### [PROBLEM STATEMENT]
Scan the entries line by line and return those with "icon".
---- EXTRACTED DATA
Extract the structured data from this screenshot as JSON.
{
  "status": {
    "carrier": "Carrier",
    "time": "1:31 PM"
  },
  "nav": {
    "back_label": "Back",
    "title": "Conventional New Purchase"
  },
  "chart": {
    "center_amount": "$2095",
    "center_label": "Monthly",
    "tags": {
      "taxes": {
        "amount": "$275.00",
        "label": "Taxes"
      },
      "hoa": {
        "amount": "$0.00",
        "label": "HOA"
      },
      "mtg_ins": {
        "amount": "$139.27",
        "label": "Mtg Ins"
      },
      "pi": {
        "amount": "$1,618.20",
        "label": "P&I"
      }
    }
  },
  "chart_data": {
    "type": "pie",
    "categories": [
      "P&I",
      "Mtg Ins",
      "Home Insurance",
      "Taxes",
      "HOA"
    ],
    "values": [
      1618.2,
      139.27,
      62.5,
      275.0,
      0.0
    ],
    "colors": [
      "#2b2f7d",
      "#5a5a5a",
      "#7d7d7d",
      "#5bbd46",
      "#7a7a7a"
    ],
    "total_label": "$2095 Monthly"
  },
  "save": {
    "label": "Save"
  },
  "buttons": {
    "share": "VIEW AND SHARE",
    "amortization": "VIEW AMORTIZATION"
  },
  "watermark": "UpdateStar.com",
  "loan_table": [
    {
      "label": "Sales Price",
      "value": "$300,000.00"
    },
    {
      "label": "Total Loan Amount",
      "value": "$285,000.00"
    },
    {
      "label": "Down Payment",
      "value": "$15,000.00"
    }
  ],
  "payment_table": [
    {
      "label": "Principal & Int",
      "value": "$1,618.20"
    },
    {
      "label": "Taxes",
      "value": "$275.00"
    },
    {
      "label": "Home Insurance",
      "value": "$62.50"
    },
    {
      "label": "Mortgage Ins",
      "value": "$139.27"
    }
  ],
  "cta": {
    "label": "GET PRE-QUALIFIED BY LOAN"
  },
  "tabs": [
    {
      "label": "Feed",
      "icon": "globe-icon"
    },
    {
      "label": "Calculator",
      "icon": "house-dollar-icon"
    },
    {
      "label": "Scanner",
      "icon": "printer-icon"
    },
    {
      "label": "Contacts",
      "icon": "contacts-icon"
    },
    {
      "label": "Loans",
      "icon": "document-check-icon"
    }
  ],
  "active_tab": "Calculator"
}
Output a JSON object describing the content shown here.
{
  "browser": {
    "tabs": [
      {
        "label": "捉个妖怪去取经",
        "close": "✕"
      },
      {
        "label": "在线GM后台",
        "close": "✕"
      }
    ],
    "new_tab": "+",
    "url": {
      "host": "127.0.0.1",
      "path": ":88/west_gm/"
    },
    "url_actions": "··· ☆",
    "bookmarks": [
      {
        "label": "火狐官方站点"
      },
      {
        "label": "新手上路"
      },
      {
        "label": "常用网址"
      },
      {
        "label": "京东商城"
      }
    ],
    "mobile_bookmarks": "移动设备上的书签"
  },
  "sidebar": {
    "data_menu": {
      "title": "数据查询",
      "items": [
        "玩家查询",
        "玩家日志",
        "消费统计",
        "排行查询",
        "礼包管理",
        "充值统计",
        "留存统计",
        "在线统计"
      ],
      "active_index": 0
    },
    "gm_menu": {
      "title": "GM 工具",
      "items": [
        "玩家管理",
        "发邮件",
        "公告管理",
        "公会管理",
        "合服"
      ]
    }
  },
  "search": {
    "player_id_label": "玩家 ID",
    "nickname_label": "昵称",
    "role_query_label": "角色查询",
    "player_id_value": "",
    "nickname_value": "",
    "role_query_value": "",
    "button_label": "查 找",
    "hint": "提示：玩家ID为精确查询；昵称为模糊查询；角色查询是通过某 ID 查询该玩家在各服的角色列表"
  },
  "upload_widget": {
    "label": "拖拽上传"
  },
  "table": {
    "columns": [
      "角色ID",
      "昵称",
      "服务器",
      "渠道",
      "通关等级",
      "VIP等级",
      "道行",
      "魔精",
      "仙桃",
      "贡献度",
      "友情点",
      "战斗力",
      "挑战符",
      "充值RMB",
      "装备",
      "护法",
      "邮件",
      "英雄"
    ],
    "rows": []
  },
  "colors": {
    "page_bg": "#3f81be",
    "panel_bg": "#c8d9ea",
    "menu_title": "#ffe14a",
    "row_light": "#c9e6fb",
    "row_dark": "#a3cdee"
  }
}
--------
### [RESPONSE TO THE TASK]
      "icon": "globe-icon"
      "icon": "house-dollar-icon"
      "icon": "printer-icon"
      "icon": "contacts-icon"
      "icon": "document-check-icon"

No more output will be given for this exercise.